By John Drachman
Pop quiz. When was the last time you thought about who would get access to your most critical asset information and financial records if you were suddenly incapacitated? If your answer is “never,” Joe Henderson, a Minneapolis estate lawyer, wants you to know he has seen too many cases of critical documents left “in a desk drawer, hoping the right person will find them at the right time.” All too often bank accounts and safe deposit box contents go unclaimed, Mr. Henderson said, “because their heirs didn’t even know they existed.”
Practically every investment or planning activity we engage in creates a paper trail – a record – representing a substantial digital asset to ourselves and our heirs.
Unfortunately, heirs can be locked out of other electronic records with monetary value, such as cryptocurrency accounts and frequent flyer miles. Basic tasks left for an estate to manage; such as paying bills online or canceling subscriptions, may be impossible to administer if arrangements have not been made to relay secure records to those who need them most.
“There would be no way for someone to know how I pay bills unless they could access my online account and my emails,” says Abby Schneiderman, co-founder of Everplans, a site for creating end-of-life plans and storing documents. “And if it takes you a while to access these accounts, you’re going to realize afterwards, ‘Well, we’ve lost thousands of dollars on services we don’t use or don’t need anymore, because we can’t access them.’”
For those nervous about putting sensitive documents online, The Torch sidesteps sensitive personal information like account numbers. Instead, it lets you name two or more people who can be informed which documents of yours are most important and where they can be found.
Making a digital assets inventory is the logical place to begin. The Society of Trust and Estate Practitioners published a convenient worksheet that will help you get organized. Include any computers, servers, handheld devices, websites or other places where your digital assets and records are stored.
Keep your inventory in a safe place. Remember, you don’t want to include sensitive information such as passwords in your will, since that document becomes public after you die. Store letters of instructions and inventory information with your other estate planning documents in a secure location. Many utilize a home safe, an attorney or executor.
Want More Security?
Beyond the basics, many are turning to digital vaults for data storage involving firewalls, encryption and access control solutions. While digital vaults are designed essentially for businesses, a growing number of individuals are opting to use these encryption solutions also to manage, share or deliver their information securely. Firms offering vault services include Cyberark, IBM, Futurevault, Oracle, Hitachi, Micro Focus, Fiserv, The Carlyle Group (Veritas), Microsoft and Johnson Controls to name just a few.
The Bottom Line
Where your digital assets are concerned, consider bringing a professional into the picture. Start by talking to your advisor about strategies for ensuring your heirs will gain access to your digital assets in the event something happens to you. Many advisors work with teams of experts that provide complementary estate planning and executorship skills before necessity calls.
John Drachman is a contributing writer to MyPerfectFinancialAdvisor, the premier matchmaker between investors and advisors.
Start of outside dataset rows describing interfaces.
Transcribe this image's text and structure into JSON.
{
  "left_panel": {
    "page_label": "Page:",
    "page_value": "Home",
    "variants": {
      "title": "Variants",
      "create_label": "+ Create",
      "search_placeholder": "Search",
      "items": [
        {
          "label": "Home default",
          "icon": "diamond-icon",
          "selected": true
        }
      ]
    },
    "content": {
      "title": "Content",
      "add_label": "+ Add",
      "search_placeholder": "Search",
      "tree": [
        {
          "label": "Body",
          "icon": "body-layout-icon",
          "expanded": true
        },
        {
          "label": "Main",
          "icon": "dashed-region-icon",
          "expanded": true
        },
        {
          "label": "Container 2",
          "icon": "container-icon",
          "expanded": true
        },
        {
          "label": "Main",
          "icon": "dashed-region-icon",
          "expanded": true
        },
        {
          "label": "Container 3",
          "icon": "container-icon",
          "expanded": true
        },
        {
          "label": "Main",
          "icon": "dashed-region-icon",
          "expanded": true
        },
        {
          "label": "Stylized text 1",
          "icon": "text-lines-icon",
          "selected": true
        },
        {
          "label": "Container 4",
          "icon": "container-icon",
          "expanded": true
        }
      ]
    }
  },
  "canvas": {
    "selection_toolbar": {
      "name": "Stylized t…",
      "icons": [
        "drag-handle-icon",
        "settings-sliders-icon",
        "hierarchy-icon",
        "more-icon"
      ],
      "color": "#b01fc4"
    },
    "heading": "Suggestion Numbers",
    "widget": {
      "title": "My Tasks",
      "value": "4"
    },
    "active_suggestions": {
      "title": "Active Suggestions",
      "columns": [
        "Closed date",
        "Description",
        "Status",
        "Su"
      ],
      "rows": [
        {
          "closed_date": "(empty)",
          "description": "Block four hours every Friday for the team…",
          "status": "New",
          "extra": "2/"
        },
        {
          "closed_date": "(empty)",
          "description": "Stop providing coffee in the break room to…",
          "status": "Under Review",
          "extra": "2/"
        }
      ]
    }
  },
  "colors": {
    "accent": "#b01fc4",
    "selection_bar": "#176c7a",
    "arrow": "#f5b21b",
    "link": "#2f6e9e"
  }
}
John is an IABC award-winning writer, who applies his 30 years of financial marketing experience toward advancing the dialog between investors and investment professionals.